Problem requirements: Look through the listing below and report the lines that have the word "choose" in them.

BEGIN Dataset records

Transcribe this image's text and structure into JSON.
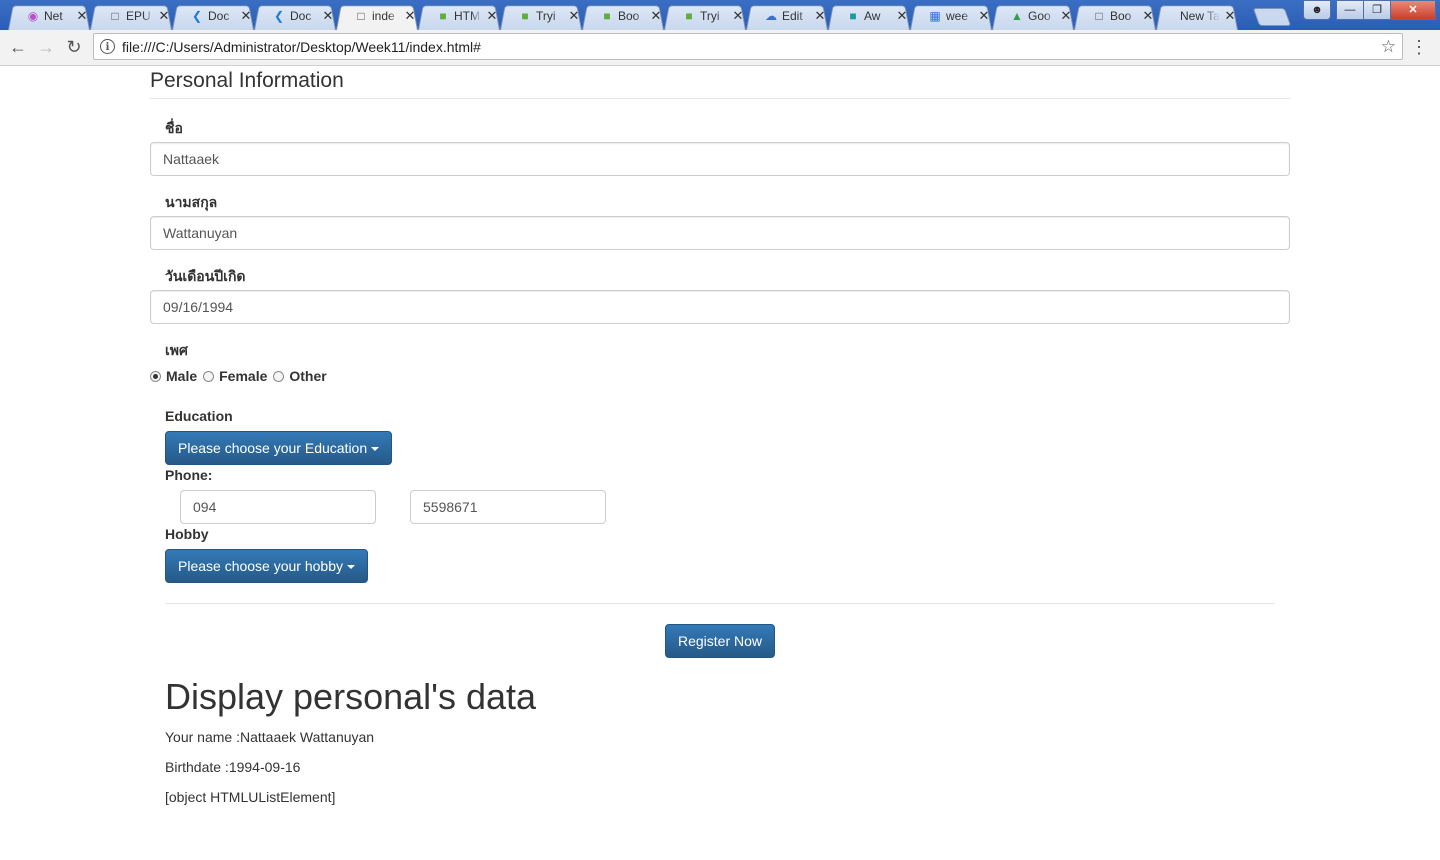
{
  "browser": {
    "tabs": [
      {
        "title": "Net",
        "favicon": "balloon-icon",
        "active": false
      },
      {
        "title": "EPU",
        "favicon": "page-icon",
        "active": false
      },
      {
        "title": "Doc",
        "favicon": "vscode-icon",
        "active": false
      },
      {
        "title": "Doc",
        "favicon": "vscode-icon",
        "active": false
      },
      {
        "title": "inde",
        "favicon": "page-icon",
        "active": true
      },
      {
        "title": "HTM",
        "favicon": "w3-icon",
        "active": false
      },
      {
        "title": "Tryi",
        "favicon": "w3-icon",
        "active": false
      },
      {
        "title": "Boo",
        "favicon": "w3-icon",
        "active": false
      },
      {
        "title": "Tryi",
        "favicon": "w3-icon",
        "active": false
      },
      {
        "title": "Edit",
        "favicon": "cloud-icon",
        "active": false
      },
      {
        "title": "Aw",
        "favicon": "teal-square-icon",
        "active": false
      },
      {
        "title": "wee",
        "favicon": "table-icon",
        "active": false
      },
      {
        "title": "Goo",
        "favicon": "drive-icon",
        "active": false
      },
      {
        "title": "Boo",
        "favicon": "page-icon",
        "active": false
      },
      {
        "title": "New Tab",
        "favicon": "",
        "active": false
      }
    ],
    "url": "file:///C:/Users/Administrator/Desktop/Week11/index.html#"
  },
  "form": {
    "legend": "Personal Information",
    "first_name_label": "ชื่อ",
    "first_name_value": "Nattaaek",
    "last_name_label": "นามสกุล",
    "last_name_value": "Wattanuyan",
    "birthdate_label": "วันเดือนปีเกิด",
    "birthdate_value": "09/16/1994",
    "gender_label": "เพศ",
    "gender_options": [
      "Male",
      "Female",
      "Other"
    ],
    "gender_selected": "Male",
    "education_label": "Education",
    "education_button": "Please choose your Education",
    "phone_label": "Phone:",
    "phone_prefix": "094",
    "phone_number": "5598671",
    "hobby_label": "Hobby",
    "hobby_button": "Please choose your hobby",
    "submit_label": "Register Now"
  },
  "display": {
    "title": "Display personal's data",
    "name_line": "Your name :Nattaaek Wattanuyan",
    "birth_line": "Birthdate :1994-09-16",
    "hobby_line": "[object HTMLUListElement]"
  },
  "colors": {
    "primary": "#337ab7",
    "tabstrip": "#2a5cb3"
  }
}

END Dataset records
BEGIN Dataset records

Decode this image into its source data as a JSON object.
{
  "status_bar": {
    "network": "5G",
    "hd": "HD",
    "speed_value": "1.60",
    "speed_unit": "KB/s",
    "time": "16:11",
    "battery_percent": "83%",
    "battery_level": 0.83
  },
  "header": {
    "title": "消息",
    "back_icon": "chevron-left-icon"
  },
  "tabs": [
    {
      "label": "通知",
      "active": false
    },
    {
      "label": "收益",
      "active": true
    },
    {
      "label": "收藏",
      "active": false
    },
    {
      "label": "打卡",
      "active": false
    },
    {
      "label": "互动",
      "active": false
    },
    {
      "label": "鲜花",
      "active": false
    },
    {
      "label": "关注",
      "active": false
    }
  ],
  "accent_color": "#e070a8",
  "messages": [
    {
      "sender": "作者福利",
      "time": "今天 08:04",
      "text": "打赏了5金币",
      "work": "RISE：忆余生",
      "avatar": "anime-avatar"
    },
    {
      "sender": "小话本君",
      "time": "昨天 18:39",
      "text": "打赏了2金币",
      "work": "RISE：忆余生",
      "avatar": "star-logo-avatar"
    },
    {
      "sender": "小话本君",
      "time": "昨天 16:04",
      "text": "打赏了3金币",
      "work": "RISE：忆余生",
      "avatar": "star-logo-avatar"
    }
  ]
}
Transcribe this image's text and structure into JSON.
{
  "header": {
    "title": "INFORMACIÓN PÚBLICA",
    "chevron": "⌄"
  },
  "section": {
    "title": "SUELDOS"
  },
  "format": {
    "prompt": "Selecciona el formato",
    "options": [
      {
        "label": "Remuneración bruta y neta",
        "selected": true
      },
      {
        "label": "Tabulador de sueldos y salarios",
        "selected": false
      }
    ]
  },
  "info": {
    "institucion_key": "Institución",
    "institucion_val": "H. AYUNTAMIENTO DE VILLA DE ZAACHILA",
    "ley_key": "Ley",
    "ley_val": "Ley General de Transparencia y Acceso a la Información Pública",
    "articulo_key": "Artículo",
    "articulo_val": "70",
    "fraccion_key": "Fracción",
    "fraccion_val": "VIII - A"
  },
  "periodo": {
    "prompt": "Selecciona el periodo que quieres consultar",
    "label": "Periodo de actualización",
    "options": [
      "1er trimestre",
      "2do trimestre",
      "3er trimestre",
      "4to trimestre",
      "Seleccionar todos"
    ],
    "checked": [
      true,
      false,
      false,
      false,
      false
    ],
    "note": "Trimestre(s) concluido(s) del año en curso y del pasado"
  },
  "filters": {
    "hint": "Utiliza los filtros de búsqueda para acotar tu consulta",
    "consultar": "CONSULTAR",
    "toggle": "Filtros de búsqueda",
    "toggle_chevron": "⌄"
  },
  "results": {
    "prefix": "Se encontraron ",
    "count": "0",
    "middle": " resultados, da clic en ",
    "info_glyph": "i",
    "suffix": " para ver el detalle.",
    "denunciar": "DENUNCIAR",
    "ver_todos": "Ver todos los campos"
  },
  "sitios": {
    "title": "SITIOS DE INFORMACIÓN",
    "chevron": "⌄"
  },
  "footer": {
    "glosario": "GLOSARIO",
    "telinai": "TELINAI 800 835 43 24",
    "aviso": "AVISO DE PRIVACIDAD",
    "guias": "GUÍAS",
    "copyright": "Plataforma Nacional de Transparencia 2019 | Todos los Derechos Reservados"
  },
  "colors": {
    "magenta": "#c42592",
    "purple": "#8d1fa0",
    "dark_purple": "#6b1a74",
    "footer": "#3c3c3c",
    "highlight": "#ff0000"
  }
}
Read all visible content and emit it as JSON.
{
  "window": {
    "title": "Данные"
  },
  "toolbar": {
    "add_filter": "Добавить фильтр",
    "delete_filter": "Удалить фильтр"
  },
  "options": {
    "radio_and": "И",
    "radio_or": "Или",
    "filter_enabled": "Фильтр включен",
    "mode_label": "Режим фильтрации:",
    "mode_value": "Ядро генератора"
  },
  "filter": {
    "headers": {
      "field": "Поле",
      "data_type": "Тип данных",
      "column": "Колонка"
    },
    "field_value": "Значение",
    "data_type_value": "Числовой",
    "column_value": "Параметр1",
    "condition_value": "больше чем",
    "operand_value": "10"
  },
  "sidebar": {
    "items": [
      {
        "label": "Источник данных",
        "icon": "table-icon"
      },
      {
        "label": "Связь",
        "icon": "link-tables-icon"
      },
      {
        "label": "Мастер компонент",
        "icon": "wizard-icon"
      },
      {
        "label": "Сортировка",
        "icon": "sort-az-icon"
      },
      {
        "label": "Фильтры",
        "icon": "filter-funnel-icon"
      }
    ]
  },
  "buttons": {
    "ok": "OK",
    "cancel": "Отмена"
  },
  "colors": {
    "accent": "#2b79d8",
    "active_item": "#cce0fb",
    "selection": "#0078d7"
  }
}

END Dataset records

Output of the task:
    "education_button": "Please choose your Education",
    "hobby_button": "Please choose your hobby",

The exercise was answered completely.